At this stage, no serious observer of events in
Beyond the DNA, those of us without medical knowledge must rely on the experts. Fortunately, a new and comprehensive site has recently appeared. Forensics Talk is the work of Kathleen Eckelt, a certified Forensic Nurse Examiner with over 30 years of clinical nursing experience. She’s also president of Harford Medlegal Consulting, which specializes on issues relating to forensic nurses.
1.) The accuser’s injuries are inconsistent with the attack that she described.
The accuser alleged a violent, 30-minute, gang rape, in which she was kicked and hit; and in which she scratched her attackers. Eckelt
Finally, Eckelt all but dismisses insinuations that the accuser might have been given a date rape drug. She reports, “Although each person can react differently to any drug, the amnesia produced by these drugs is pretty acute. It’s not usually a matter of a person's memory just being a bit fuzzy. It’s usually a matter of not remembering anything at all past that first drink.” The accuser, of course, alleged no such thing.
I wonder how many experienced SANE nurses New York Times reporter Duff Wilson spoke to before publishing a front-page article implying that diffuse edema is consistent with blunt force trauma and a date rape drug could have been used?
2.) Sgt. Mark Gottlieb’s “notes” lack procedural credibility.
The Times has reported that Gottlieb produced a typed set of notes, many months after the fact, that were not corroborated by any contemporaneous handwritten notes. The many inconsistencies between Gottlieb’s document and the pre-existing case file included his recapitulation of an alleged conversation with Levicy on March 21, in which Levicy allegedly described the accuser’s injuries in terms far more severe than she documented in her report.
According to Eckelt, if Gottlieb’s notes are true, then Levicy was negligent. “Everything is supposed to be documented,” she notes, “at the time of the exam. Now I've had detectives call me up and ask questions. However, it’s usually been during, or right after, the exam and the answers to questions about any evidence or trauma is already in the chart. I always document it as I observe it.” Indeed, “in the medical field, whether written by physicians, nurses, physical therapists, or nursing technicians, the standard protocols for our documentation are all the same. We’ve all been taught that, according to the courts, ‘If it’s not written, it’s not done.”
Eckelt has other reasons for suspecting that Gottlieb’s reminisces are fictional. Indeed, the sergeant has a reputation in
After reading of Gottlieb’s version of events, Eckelt writes,
I was just floored with that statement and really question it. The standard protocol for sexual assault victims is to provide a private room, preferably locked, in which to do the exam . . . We do not have hospital personnel walking in and out of the room during an examination. That simply isn’t done. We maintain strict privacy for our patients and control over all evidence.
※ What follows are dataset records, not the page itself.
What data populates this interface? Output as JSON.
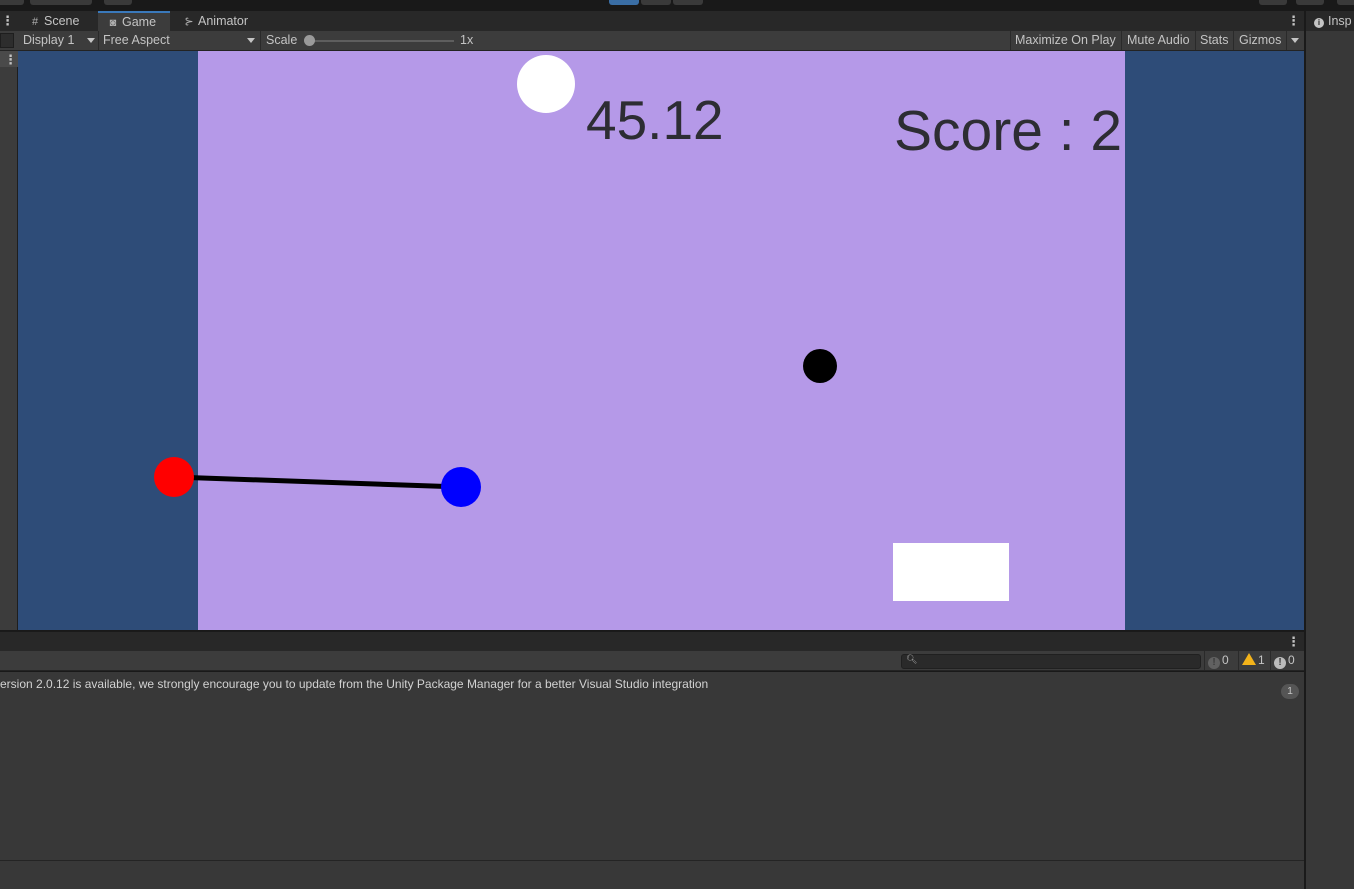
{
  "tabs": [
    {
      "label": "Scene",
      "icon": "grid-icon",
      "active": false
    },
    {
      "label": "Game",
      "icon": "gamepad-icon",
      "active": true
    },
    {
      "label": "Animator",
      "icon": "animator-icon",
      "active": false
    }
  ],
  "game_toolbar": {
    "display": "Display 1",
    "aspect": "Free Aspect",
    "scale_label": "Scale",
    "scale_value": "1x",
    "maximize_on_play": "Maximize On Play",
    "mute_audio": "Mute Audio",
    "stats": "Stats",
    "gizmos": "Gizmos"
  },
  "game": {
    "timer": "45.12",
    "score": "Score : 2",
    "colors": {
      "background": "#2e4c78",
      "canvas": "#b599e8",
      "red_ball": "#ff0000",
      "blue_ball": "#0000ff",
      "black_ball": "#000000",
      "white_ball": "#ffffff",
      "rope": "#000000",
      "text": "#2d2d33"
    }
  },
  "console": {
    "search_placeholder": "",
    "info_count": "0",
    "warning_count": "1",
    "error_count": "0",
    "log_message": "ersion 2.0.12 is available, we strongly encourage you to update from the Unity Package Manager for a better Visual Studio integration",
    "log_count": "1"
  },
  "inspector": {
    "tab_label": "Insp"
  }
}
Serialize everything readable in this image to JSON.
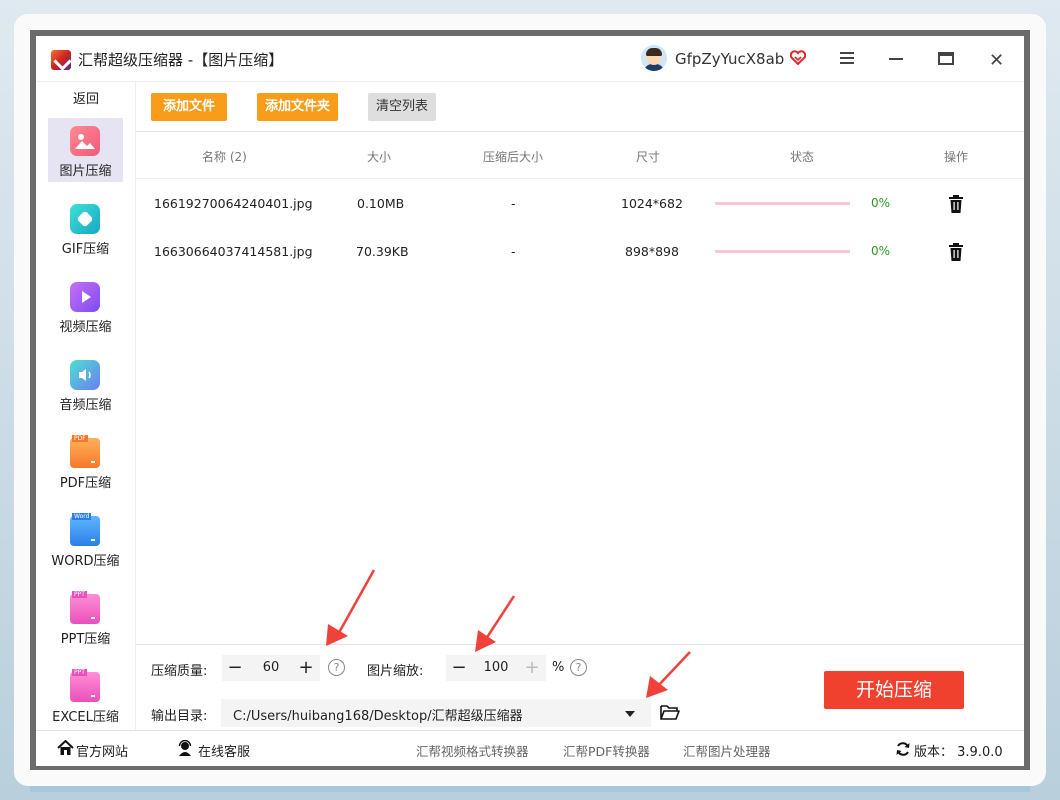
{
  "window": {
    "app_name": "汇帮超级压缩器",
    "module_title": " -【图片压缩】",
    "username": "GfpZyYucX8ab",
    "menu_icon": "hamburger-menu-icon",
    "maximize_icon": "maximize-icon",
    "close_icon": "✕"
  },
  "sidebar": {
    "back": "返回",
    "items": [
      {
        "label": "图片压缩",
        "icon": "image-icon",
        "color": "#f26a7e",
        "active": true
      },
      {
        "label": "GIF压缩",
        "icon": "gif-icon",
        "color": "#27c6c9",
        "active": false
      },
      {
        "label": "视频压缩",
        "icon": "video-icon",
        "color": "#9a5ef0",
        "active": false
      },
      {
        "label": "音频压缩",
        "icon": "audio-icon",
        "color": "#4fa6e8",
        "active": false
      },
      {
        "label": "PDF压缩",
        "icon": "pdf-icon",
        "color": "#f78b34",
        "active": false
      },
      {
        "label": "WORD压缩",
        "icon": "word-icon",
        "color": "#3b8ee8",
        "active": false
      },
      {
        "label": "PPT压缩",
        "icon": "ppt-icon",
        "color": "#f267c1",
        "active": false
      },
      {
        "label": "EXCEL压缩",
        "icon": "excel-icon",
        "color": "#f267c1",
        "active": false
      }
    ],
    "icon_tags": {
      "pdf": "PDF",
      "word": "Word",
      "ppt": "PPT",
      "excel": "PPT"
    }
  },
  "toolbar": {
    "add_file": "添加文件",
    "add_folder": "添加文件夹",
    "clear_list": "清空列表"
  },
  "table": {
    "headers": [
      "名称 (2)",
      "大小",
      "压缩后大小",
      "尺寸",
      "状态",
      "操作"
    ],
    "rows": [
      {
        "name": "16619270064240401.jpg",
        "size": "0.10MB",
        "compressed": "-",
        "dimensions": "1024*682",
        "progress": 0,
        "status": "0%"
      },
      {
        "name": "16630664037414581.jpg",
        "size": "70.39KB",
        "compressed": "-",
        "dimensions": "898*898",
        "progress": 0,
        "status": "0%"
      }
    ]
  },
  "controls": {
    "quality_label": "压缩质量:",
    "quality_value": "60",
    "scale_label": "图片缩放:",
    "scale_value": "100",
    "scale_unit": "%",
    "minus": "−",
    "plus": "+",
    "help": "?",
    "output_label": "输出目录:",
    "output_path": "C:/Users/huibang168/Desktop/汇帮超级压缩器",
    "start": "开始压缩"
  },
  "footer": {
    "website": "官方网站",
    "support": "在线客服",
    "link1": "汇帮视频格式转换器",
    "link2": "汇帮PDF转换器",
    "link3": "汇帮图片处理器",
    "version": "版本： 3.9.0.0"
  },
  "colors": {
    "accent_orange": "#f89c1a",
    "start_red": "#f0412f",
    "progress_pink": "#f8c6d6",
    "status_green": "#2a9a2a",
    "annotation_arrow": "#f0413a"
  }
}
Once an exam is finished, we call security and have the evidence locked up until the detective can pick it up. Never would we allow someone, especially a male, to just walk in to get supplies or anything else and I can’t imagine any other SANE nurse allowing it either.
In any case, Eckelt argues that “standard protocol” dictates a SANE nurse-in-training—like Tara Levicy in this instance—“must have another experienced SANE nurse, or a physician, in the room with her during the whole exam, so that she can be evaluated and later certified to perform exams on her own.” Moreover, this observation must be documented: “the supervising SANE nurse’s (or physician’s) name should have been written on the standardized examination form. If there is no name written there, then that means there was no one supervising the new SANE nurse ‘in training.’”
Who supervised Levicy during an examination that Gottlieb’s notes describe as having lasted several hours?
At this stage, I suppose no one should be surprised that the procedural irregularities in this case dated from its inception.